*** Records provided Section Begins ***
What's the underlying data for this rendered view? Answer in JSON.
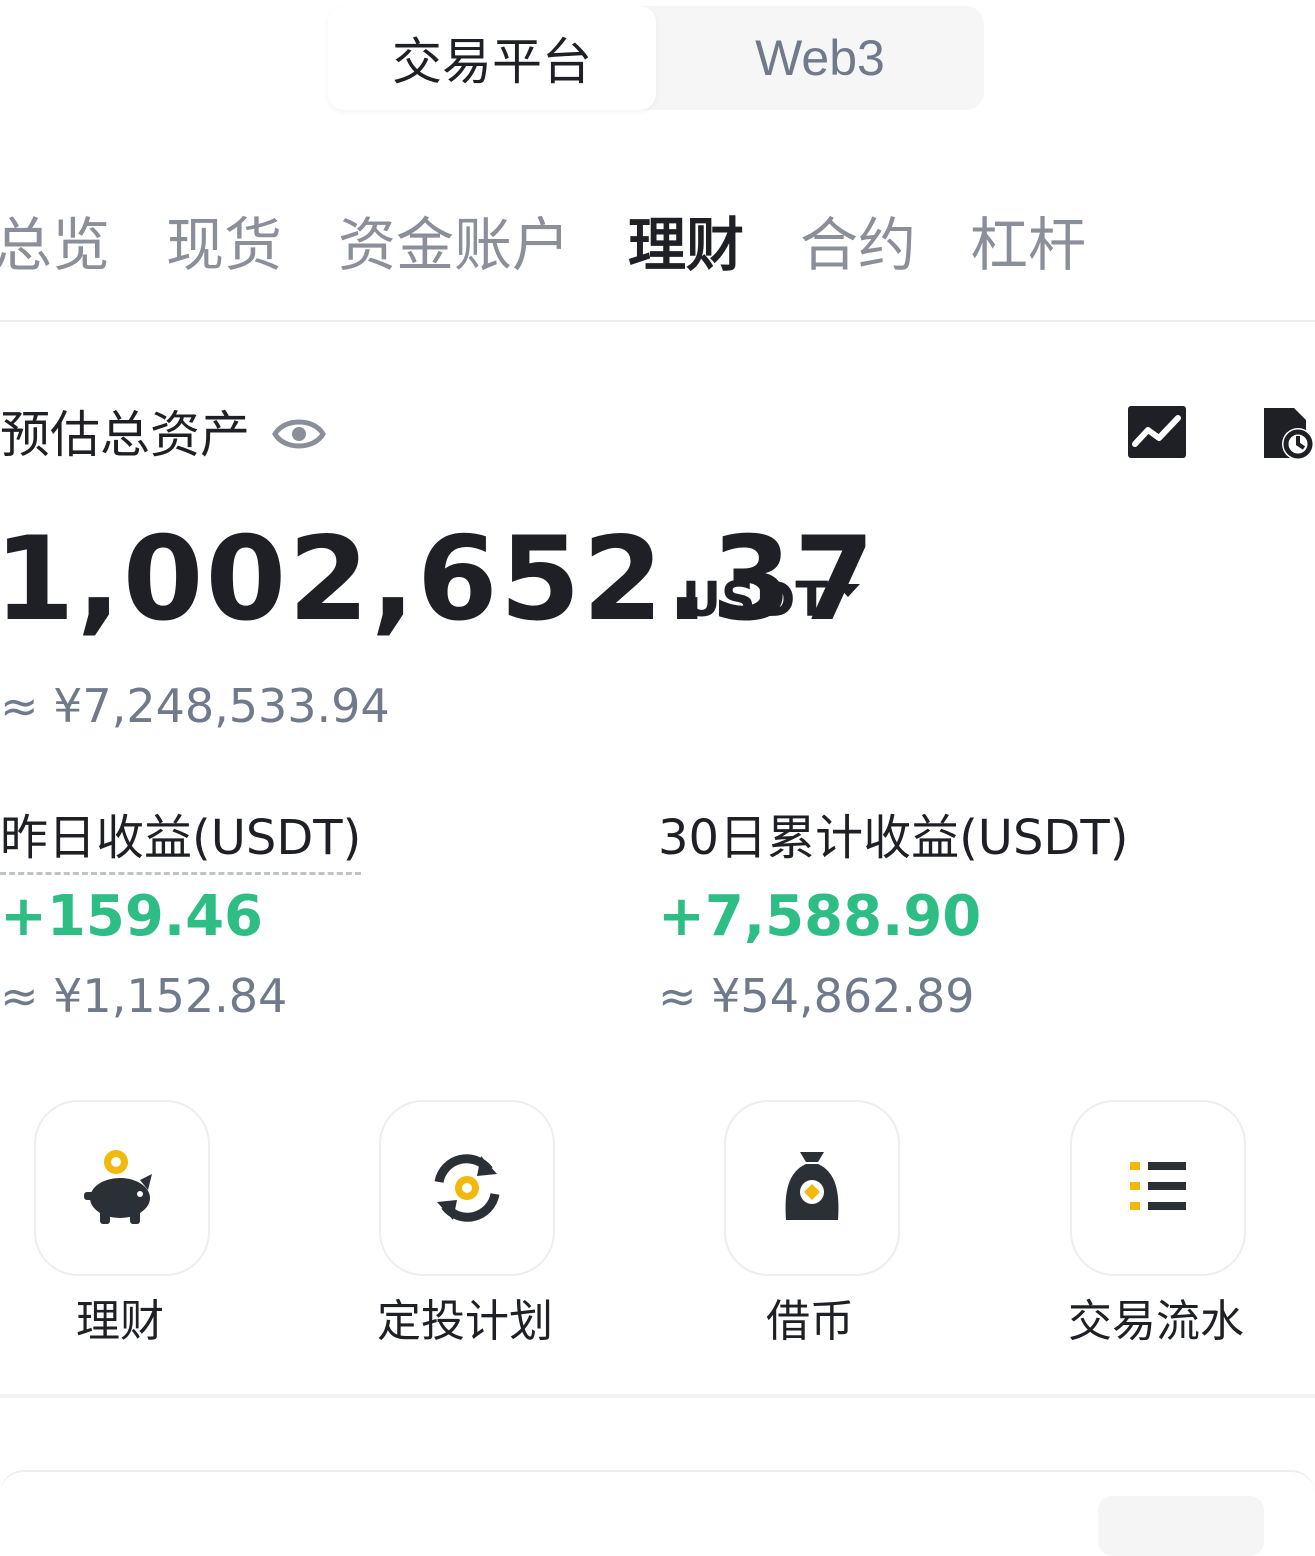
{
  "top_switch": {
    "active": "交易平台",
    "inactive": "Web3"
  },
  "tabs": [
    {
      "label": "总览",
      "active": false
    },
    {
      "label": "现货",
      "active": false
    },
    {
      "label": "资金账户",
      "active": false
    },
    {
      "label": "理财",
      "active": true
    },
    {
      "label": "合约",
      "active": false
    },
    {
      "label": "杠杆",
      "active": false
    }
  ],
  "estimate": {
    "label": "预估总资产",
    "amount": "1,002,652.37",
    "unit": "USDT",
    "cny": "≈ ¥7,248,533.94"
  },
  "earnings": {
    "yesterday": {
      "label": "昨日收益(USDT)",
      "value": "+159.46",
      "cny": "≈ ¥1,152.84"
    },
    "thirty_day": {
      "label": "30日累计收益(USDT)",
      "value": "+7,588.90",
      "cny": "≈ ¥54,862.89"
    }
  },
  "actions": [
    {
      "label": "理财",
      "icon": "piggy-bank-icon"
    },
    {
      "label": "定投计划",
      "icon": "recurring-plan-icon"
    },
    {
      "label": "借币",
      "icon": "loan-bag-icon"
    },
    {
      "label": "交易流水",
      "icon": "list-icon"
    }
  ],
  "colors": {
    "accent_yellow": "#f0b90b",
    "positive_green": "#2ebd85",
    "text_primary": "#1e2026",
    "text_secondary": "#707a8a"
  }
}
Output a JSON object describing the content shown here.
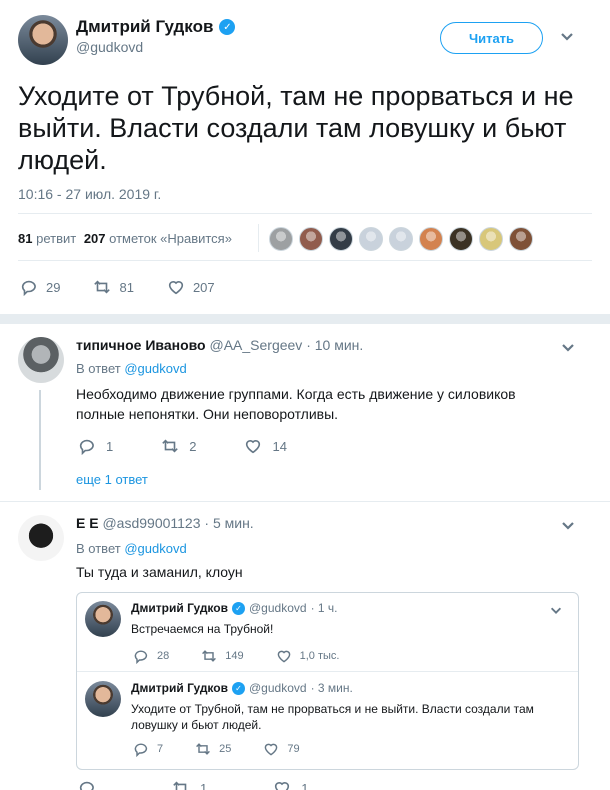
{
  "header": {
    "name": "Дмитрий Гудков",
    "handle": "@gudkovd",
    "follow_label": "Читать"
  },
  "tweet": {
    "text": "Уходите от Трубной, там не прорваться и не выйти. Власти создали там ловушку и бьют людей.",
    "timestamp": "10:16 - 27 июл. 2019 г.",
    "retweets_count": "81",
    "retweets_label": "ретвит",
    "likes_count": "207",
    "likes_label": "отметок «Нравится»",
    "actions": {
      "replies": "29",
      "retweets": "81",
      "likes": "207"
    },
    "liker_avatars": [
      "#9da0a2",
      "#915c4d",
      "#333c46",
      "#c9d2dc",
      "#c9d2dc",
      "#d3824f",
      "#3b3224",
      "#d8c77a",
      "#7f5137"
    ]
  },
  "replies": [
    {
      "name": "типичное Иваново",
      "handle": "@AA_Sergeev",
      "time": "· 10 мин.",
      "reply_to_label": "В ответ",
      "reply_to_handle": "@gudkovd",
      "text": "Необходимо движение группами. Когда есть движение у силовиков полные непонятки. Они неповоротливы.",
      "actions": {
        "replies": "1",
        "retweets": "2",
        "likes": "14"
      },
      "more_replies": "еще 1 ответ"
    },
    {
      "name": "E E",
      "handle": "@asd99001123",
      "time": "· 5 мин.",
      "reply_to_label": "В ответ",
      "reply_to_handle": "@gudkovd",
      "text": "Ты туда и заманил, клоун",
      "actions": {
        "replies": "",
        "retweets": "1",
        "likes": "1"
      }
    }
  ],
  "quoted": [
    {
      "name": "Дмитрий Гудков",
      "handle": "@gudkovd",
      "time": "· 1 ч.",
      "text": "Встречаемся на Трубной!",
      "actions": {
        "replies": "28",
        "retweets": "149",
        "likes": "1,0 тыс."
      }
    },
    {
      "name": "Дмитрий Гудков",
      "handle": "@gudkovd",
      "time": "· 3 мин.",
      "text": "Уходите от Трубной, там не прорваться и не выйти. Власти создали там ловушку и бьют людей.",
      "actions": {
        "replies": "7",
        "retweets": "25",
        "likes": "79"
      }
    }
  ]
}
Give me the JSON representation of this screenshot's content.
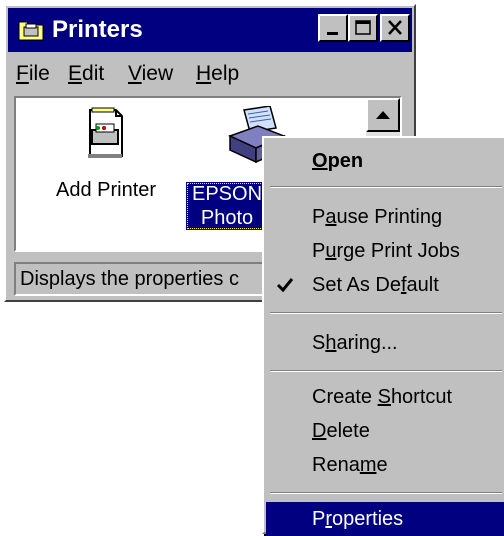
{
  "window": {
    "title": "Printers"
  },
  "menubar": {
    "items": [
      {
        "label": "File",
        "accel": "F",
        "rest": "ile"
      },
      {
        "label": "Edit",
        "accel": "E",
        "rest": "dit"
      },
      {
        "label": "View",
        "accel": "V",
        "rest": "iew"
      },
      {
        "label": "Help",
        "accel": "H",
        "rest": "elp"
      }
    ]
  },
  "files": [
    {
      "label": "Add Printer",
      "icon": "add-printer-icon"
    },
    {
      "label_line1": "EPSON",
      "label_line2": "Photo",
      "icon": "epson-printer-icon",
      "selected": true
    }
  ],
  "statusbar": {
    "text": "Displays the properties c"
  },
  "context_menu": {
    "items": [
      {
        "pre": "",
        "accel": "O",
        "post": "pen",
        "label": "Open",
        "default": true
      },
      {
        "pre": "P",
        "accel": "a",
        "post": "use Printing",
        "label": "Pause Printing"
      },
      {
        "pre": "P",
        "accel": "u",
        "post": "rge Print Jobs",
        "label": "Purge Print Jobs"
      },
      {
        "pre": "Set As De",
        "accel": "f",
        "post": "ault",
        "label": "Set As Default",
        "checked": true
      },
      {
        "pre": "S",
        "accel": "h",
        "post": "aring...",
        "label": "Sharing..."
      },
      {
        "pre": "Create ",
        "accel": "S",
        "post": "hortcut",
        "label": "Create Shortcut"
      },
      {
        "pre": "",
        "accel": "D",
        "post": "elete",
        "label": "Delete"
      },
      {
        "pre": "Rena",
        "accel": "m",
        "post": "e",
        "label": "Rename"
      },
      {
        "pre": "P",
        "accel": "r",
        "post": "operties",
        "label": "Properties",
        "highlighted": true
      }
    ]
  },
  "colors": {
    "titlebar": "#000080",
    "face": "#c0c0c0",
    "highlight": "#000080"
  }
}
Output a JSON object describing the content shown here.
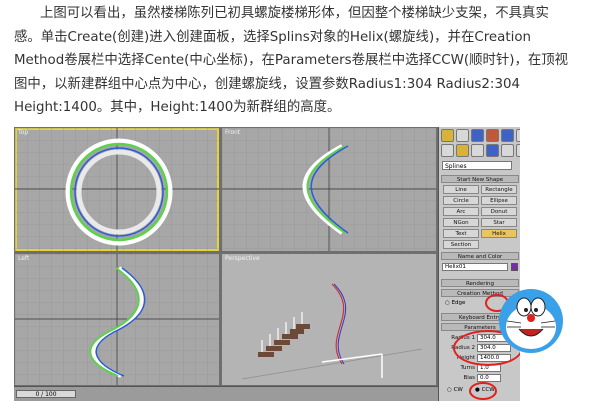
{
  "paragraph": {
    "line1": "上图可以看出，虽然楼梯陈列已初具螺旋楼梯形体，但因整个楼梯缺少支架，不具真实",
    "line2": "感。单击Create(创建)进入创建面板，选择Splins对象的Helix(螺旋线)，并在Creation",
    "line3": "Method卷展栏中选择Cente(中心坐标)，在Parameters卷展栏中选择CCW(顺时针)，在顶视",
    "line4": "图中，以新建群组中心点为中心，创建螺旋线，设置参数Radius1:304 Radius2:304",
    "line5": "Height:1400。其中，Height:1400为新群组的高度。"
  },
  "screenshot": {
    "viewports": {
      "top": "Top",
      "front": "Front",
      "left": "Left",
      "perspective": "Perspective"
    },
    "timeline": "0 / 100",
    "panel": {
      "category": "Splines",
      "auto_grid": "Start New Shape",
      "objects": [
        "Line",
        "Rectangle",
        "Circle",
        "Ellipse",
        "Arc",
        "Donut",
        "NGon",
        "Star",
        "Text",
        "Helix",
        "Section"
      ],
      "active_object": "Helix",
      "name_color_header": "Name and Color",
      "name_value": "Helix01",
      "rendering_header": "Rendering",
      "creation_method_header": "Creation Method",
      "edge_option": "Edge",
      "keyboard_entry_header": "Keyboard Entry",
      "parameters_header": "Parameters",
      "params": [
        {
          "label": "Radius 1",
          "value": "304.0"
        },
        {
          "label": "Radius 2",
          "value": "304.0"
        },
        {
          "label": "Height",
          "value": "1400.0"
        },
        {
          "label": "Turns",
          "value": "1.0"
        },
        {
          "label": "Bias",
          "value": "0.0"
        }
      ],
      "cw": "CW",
      "ccw": "CCW"
    },
    "colors": {
      "highlight_circle": "#e0201a",
      "active_viewport_border": "#e5d33a",
      "helix_blue": "#2f5bd8",
      "helix_green": "#5bd24a"
    }
  }
}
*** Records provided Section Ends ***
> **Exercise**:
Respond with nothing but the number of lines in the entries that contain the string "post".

> **Worked solution**:
9